I’ll be participating in two excellent antitrust/consumer protection events next week in DC, both of which may be of interest to our readers:
5th Annual Public Policy Conference on the Law & Economics of Privacy and Data Security
hosted by the GMU Law & Economics Center’s Program on Economics & Privacy, in partnership with the Future of Privacy Forum, and the Journal of Law, Economics & Policy.
Data flows are central to an increasingly large share of the economy. A wide array of products and business models—from the sharing economy and artificial intelligence to autonomous vehicles and embedded medical devices—rely on personal data. Consequently, privacy regulation leaves a large economic footprint. As with any regulatory enterprise, the key to sound data policy is striking a balance between competing interests and norms that leaves consumers better off; finding an approach that addresses privacy concerns, but also supports the benefits of technology is an increasingly complex challenge. Not only is technology continuously advancing, but individual attitudes, expectations, and participation vary greatly. New ideas and approaches to privacy must be identified and developed at the same pace and with the same focus as the technologies they address.
This year’s symposium will include panels on Unfairness under Section 5: Unpacking “Substantial Injury”, Conceptualizing the Benefits and Costs from Data Flows, and The Law and Economics of Data Security.
I will be presenting a draft paper, co-authored with Kristian Stout, on the FTC’s reasonableness standard in data security cases following the Commission decision in LabMD, entitled, When “Reasonable” Isn’t: The FTC’s Standard-less Data Security Standard.
- Thursday, June 8, 2017
- 8:00 am to 3:40 pm
- at George Mason University, Founders Hall (next door to the Law School)
- 3351 Fairfax Drive, Arlington, VA 22201
View the full agenda here
The State of Antitrust Enforcement
hosted by the Federalist Society.
Antitrust policy during much of the Obama Administration was a continuation of the Bush Administration’s minimal involvement in the market.
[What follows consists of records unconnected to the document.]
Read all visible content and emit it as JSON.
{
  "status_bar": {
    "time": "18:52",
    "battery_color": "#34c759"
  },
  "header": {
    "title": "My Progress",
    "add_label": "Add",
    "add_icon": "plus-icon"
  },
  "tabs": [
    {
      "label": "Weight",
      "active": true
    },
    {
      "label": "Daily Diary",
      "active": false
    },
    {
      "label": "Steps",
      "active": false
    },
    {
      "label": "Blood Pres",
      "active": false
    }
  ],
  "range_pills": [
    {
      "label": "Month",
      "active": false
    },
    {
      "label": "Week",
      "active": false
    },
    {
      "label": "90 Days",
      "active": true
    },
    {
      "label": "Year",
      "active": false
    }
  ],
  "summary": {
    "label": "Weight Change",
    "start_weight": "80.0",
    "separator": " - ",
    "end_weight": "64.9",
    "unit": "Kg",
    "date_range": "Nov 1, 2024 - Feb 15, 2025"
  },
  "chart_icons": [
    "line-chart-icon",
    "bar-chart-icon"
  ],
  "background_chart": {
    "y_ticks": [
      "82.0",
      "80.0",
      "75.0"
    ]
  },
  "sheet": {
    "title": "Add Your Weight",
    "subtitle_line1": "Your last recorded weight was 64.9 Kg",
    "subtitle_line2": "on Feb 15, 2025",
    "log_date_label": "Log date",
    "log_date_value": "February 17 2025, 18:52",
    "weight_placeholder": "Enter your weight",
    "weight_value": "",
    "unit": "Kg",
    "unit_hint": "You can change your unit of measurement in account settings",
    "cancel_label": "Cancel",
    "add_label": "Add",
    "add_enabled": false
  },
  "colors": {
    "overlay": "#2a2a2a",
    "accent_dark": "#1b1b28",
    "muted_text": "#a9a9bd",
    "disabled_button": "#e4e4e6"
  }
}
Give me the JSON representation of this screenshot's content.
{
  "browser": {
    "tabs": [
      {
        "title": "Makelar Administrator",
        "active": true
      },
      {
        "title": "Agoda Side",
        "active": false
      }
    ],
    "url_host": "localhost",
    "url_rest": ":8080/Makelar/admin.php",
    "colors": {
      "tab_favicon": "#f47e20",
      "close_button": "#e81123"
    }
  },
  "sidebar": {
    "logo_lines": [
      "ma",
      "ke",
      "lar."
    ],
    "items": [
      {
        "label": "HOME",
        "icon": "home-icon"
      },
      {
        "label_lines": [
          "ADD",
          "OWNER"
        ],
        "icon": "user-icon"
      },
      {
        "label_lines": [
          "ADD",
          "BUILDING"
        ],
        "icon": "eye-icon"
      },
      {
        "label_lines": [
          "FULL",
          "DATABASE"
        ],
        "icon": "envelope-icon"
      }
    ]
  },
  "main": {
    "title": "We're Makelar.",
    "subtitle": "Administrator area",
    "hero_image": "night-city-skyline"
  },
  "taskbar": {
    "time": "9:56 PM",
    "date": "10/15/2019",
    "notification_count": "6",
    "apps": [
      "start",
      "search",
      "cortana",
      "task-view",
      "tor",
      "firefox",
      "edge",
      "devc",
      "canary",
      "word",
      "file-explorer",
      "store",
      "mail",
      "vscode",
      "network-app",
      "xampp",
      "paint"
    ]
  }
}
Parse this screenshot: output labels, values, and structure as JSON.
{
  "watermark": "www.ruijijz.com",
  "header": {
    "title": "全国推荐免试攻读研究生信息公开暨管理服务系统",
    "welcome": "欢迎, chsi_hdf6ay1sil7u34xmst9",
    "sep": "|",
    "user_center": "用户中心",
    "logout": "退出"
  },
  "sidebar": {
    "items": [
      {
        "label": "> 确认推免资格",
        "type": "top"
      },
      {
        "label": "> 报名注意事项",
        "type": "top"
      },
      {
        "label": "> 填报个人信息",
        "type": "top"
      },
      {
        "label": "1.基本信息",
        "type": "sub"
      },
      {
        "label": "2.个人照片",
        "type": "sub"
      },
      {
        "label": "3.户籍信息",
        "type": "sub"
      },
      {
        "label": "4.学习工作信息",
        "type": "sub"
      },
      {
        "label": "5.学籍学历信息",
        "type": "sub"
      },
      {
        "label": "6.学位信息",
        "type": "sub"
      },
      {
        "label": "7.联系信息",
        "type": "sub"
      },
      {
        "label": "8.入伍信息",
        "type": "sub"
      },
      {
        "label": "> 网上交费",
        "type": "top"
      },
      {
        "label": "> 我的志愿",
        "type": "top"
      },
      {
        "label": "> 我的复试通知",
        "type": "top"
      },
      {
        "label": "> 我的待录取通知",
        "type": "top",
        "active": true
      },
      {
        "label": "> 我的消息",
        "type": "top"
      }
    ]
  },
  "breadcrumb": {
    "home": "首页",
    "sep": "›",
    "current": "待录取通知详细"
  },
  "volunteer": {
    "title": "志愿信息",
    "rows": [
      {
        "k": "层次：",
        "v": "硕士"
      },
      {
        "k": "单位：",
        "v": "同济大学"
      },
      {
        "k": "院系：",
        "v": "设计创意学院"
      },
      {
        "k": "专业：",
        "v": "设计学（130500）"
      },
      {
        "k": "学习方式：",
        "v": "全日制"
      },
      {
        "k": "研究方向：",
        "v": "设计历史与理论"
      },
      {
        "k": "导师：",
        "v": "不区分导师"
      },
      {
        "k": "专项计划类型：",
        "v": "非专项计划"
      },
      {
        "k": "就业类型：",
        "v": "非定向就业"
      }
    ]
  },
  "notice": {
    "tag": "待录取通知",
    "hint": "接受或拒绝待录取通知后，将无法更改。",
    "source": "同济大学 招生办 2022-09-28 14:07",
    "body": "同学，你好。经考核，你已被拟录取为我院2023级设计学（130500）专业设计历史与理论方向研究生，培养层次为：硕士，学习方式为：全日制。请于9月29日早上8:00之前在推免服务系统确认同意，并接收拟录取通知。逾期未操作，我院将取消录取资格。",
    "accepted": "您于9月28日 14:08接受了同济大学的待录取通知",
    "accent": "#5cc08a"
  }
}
However, at the end of President Obama’s term, there was a significant pivot to investigations and blocks of high profile mergers such as Halliburton-Baker Hughes, Comcast-Time Warner Cable, Staples-Office Depot, Sysco-US Foods, and Aetna-Humana and Anthem-Cigna. How will or should the new Administration analyze proposed mergers, including certain high profile deals like Walgreens-Rite Aid, AT&T-Time Warner, Inc., and DraftKings-FanDuel?
Join us for a lively luncheon panel discussion that will cover these topics and the anticipated future of antitrust enforcement.
- Albert A. Foer, Founder and Senior Fellow, American Antitrust Institute
- Profesor Geoffrey A. Manne, Executive Director, International Center for Law & Economics
- Honorable Joshua D. Wright, Professor of Law, George Mason University School of Law
- Moderator: Honorable Ronald A. Cass, Dean Emeritus, Boston University School of Law and President, Cass & Associates, PC
- Friday, June 09, 2017
- 12:00 pm to 2:00 pm
- at the National Press Club, MWL Conference Rooms
- 529 14th Street, NW, Washington, DC 20045
Hope to see everyone at both events!